Each record must be printed again exactly as it appears.

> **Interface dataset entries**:
"""

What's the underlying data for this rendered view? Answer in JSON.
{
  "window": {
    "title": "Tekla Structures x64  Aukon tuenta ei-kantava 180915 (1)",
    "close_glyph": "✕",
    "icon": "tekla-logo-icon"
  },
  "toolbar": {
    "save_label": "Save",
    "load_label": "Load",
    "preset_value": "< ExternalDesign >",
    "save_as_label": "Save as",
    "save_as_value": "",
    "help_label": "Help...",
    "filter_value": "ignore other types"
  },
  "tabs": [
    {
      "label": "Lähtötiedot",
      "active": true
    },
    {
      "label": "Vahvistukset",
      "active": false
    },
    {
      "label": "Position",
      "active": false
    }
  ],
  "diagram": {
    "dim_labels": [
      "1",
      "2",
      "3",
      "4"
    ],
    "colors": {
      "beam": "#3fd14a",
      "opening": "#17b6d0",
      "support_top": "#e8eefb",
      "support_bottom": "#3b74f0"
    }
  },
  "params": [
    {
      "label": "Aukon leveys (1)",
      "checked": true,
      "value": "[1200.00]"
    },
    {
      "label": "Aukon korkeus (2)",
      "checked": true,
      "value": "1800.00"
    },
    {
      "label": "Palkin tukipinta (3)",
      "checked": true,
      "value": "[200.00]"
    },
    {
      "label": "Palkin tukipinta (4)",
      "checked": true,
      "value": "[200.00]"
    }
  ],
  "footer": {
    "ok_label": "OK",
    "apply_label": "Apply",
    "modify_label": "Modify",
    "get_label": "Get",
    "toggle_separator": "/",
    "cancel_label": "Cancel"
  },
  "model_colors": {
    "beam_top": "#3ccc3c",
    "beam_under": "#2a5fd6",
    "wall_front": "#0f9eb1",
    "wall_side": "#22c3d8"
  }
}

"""

> **Expected answer**:
What's the underlying data for this rendered view? Answer in JSON.
{
  "window": {
    "title": "Tekla Structures x64  Aukon tuenta ei-kantava 180915 (1)",
    "close_glyph": "✕",
    "icon": "tekla-logo-icon"
  },
  "toolbar": {
    "save_label": "Save",
    "load_label": "Load",
    "preset_value": "< ExternalDesign >",
    "save_as_label": "Save as",
    "save_as_value": "",
    "help_label": "Help...",
    "filter_value": "ignore other types"
  },
  "tabs": [
    {
      "label": "Lähtötiedot",
      "active": true
    },
    {
      "label": "Vahvistukset",
      "active": false
    },
    {
      "label": "Position",
      "active": false
    }
  ],
  "diagram": {
    "dim_labels": [
      "1",
      "2",
      "3",
      "4"
    ],
    "colors": {
      "beam": "#3fd14a",
      "opening": "#17b6d0",
      "support_top": "#e8eefb",
      "support_bottom": "#3b74f0"
    }
  },
  "params": [
    {
      "label": "Aukon leveys (1)",
      "checked": true,
      "value": "[1200.00]"
    },
    {
      "label": "Aukon korkeus (2)",
      "checked": true,
      "value": "1800.00"
    },
    {
      "label": "Palkin tukipinta (3)",
      "checked": true,
      "value": "[200.00]"
    },
    {
      "label": "Palkin tukipinta (4)",
      "checked": true,
      "value": "[200.00]"
    }
  ],
  "footer": {
    "ok_label": "OK",
    "apply_label": "Apply",
    "modify_label": "Modify",
    "get_label": "Get",
    "toggle_separator": "/",
    "cancel_label": "Cancel"
  },
  "model_colors": {
    "beam_top": "#3ccc3c",
    "beam_under": "#2a5fd6",
    "wall_front": "#0f9eb1",
    "wall_side": "#22c3d8"
  }
}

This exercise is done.